▸ **What the exercise asks**:
Among the lines below, some may contain the string "name". Say how many do, and give nothing besides the number.

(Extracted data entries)

• • • • • • •

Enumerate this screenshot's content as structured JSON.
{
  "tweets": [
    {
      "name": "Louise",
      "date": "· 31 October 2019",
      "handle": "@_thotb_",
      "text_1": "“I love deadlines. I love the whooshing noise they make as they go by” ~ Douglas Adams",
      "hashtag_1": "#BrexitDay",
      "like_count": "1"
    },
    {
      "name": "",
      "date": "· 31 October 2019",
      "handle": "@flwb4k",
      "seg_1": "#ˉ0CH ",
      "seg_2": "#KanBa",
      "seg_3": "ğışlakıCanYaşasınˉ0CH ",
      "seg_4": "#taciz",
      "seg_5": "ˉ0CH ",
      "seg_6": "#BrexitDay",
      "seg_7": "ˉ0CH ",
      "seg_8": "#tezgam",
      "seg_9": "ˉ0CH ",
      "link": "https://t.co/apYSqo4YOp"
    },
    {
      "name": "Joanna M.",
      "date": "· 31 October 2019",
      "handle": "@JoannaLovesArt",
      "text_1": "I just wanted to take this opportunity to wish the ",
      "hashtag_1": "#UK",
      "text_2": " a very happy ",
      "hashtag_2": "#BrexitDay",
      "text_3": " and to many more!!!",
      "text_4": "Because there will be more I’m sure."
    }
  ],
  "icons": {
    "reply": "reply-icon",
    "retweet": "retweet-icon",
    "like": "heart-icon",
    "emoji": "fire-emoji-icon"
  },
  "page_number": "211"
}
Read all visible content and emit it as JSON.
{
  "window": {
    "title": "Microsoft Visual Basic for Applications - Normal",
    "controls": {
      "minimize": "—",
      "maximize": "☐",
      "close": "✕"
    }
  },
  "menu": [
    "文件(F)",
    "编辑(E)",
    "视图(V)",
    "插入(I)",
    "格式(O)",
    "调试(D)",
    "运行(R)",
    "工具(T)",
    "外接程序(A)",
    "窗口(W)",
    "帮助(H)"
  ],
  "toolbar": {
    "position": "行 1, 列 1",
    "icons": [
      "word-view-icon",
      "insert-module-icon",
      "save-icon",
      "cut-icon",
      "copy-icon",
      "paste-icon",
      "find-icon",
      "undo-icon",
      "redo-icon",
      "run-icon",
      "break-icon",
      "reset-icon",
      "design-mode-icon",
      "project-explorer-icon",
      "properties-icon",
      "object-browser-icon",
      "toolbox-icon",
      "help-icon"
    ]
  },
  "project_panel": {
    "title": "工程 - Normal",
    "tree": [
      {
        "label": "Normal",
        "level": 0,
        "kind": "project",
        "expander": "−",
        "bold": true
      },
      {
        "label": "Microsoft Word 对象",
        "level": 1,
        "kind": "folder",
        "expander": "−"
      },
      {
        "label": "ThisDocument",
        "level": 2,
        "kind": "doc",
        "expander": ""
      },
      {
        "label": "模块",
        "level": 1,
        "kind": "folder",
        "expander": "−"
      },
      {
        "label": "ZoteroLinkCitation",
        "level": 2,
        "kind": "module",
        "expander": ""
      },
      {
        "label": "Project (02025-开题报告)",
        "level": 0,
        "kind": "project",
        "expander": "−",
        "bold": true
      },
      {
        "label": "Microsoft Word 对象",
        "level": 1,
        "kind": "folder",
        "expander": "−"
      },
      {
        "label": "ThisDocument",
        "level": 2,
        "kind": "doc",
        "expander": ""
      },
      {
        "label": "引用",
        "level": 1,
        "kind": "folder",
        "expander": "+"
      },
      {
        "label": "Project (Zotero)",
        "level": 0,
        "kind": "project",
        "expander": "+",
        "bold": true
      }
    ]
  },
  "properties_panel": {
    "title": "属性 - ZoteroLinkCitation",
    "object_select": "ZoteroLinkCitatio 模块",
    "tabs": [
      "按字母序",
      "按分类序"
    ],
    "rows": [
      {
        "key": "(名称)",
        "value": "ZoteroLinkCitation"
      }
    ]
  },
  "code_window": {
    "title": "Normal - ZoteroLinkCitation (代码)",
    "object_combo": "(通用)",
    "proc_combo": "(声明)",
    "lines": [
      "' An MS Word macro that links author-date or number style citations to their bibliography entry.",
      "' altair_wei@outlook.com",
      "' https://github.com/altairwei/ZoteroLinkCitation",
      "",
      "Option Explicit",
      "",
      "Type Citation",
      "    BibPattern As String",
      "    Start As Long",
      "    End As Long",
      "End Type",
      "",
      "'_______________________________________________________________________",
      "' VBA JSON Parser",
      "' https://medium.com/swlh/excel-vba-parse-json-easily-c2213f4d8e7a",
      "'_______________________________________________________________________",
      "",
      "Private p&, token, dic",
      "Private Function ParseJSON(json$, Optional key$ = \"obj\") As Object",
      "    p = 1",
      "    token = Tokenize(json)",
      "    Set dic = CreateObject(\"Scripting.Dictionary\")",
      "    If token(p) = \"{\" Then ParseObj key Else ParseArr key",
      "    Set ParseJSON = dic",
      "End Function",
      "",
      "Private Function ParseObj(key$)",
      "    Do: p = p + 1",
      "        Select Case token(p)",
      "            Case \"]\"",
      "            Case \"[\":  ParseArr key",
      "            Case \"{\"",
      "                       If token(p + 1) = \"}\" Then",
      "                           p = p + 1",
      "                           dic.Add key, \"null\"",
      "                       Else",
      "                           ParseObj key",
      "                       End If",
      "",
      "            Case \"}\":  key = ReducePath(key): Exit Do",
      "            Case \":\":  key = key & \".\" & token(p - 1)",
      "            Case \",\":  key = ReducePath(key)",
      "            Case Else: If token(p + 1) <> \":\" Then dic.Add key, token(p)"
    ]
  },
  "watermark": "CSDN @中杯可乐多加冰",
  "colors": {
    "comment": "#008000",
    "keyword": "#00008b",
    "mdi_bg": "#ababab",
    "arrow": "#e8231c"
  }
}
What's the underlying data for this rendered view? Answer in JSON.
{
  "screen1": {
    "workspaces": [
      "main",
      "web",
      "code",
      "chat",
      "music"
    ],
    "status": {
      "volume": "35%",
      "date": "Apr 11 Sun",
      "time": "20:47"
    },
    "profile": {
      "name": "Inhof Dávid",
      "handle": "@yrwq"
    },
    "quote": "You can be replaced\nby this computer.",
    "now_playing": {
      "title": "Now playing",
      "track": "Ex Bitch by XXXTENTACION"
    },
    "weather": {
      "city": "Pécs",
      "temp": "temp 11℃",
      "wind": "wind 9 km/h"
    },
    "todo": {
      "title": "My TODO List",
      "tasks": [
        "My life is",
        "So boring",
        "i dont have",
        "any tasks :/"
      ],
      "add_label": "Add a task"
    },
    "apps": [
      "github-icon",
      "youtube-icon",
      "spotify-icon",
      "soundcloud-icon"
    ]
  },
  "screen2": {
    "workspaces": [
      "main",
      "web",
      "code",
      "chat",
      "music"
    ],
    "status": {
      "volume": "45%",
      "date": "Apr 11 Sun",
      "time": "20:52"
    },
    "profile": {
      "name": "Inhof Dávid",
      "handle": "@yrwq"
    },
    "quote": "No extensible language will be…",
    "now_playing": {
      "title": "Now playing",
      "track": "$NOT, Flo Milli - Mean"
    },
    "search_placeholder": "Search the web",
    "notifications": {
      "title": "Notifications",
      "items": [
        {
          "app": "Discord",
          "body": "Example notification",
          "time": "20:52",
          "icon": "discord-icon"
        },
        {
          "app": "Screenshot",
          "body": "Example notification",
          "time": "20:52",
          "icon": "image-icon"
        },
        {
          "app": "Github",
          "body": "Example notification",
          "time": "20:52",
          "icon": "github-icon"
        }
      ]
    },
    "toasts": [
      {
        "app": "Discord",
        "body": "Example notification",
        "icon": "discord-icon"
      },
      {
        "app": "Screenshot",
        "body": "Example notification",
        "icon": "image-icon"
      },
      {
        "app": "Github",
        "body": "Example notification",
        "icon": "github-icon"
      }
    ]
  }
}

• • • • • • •

▸ **Response area**:
5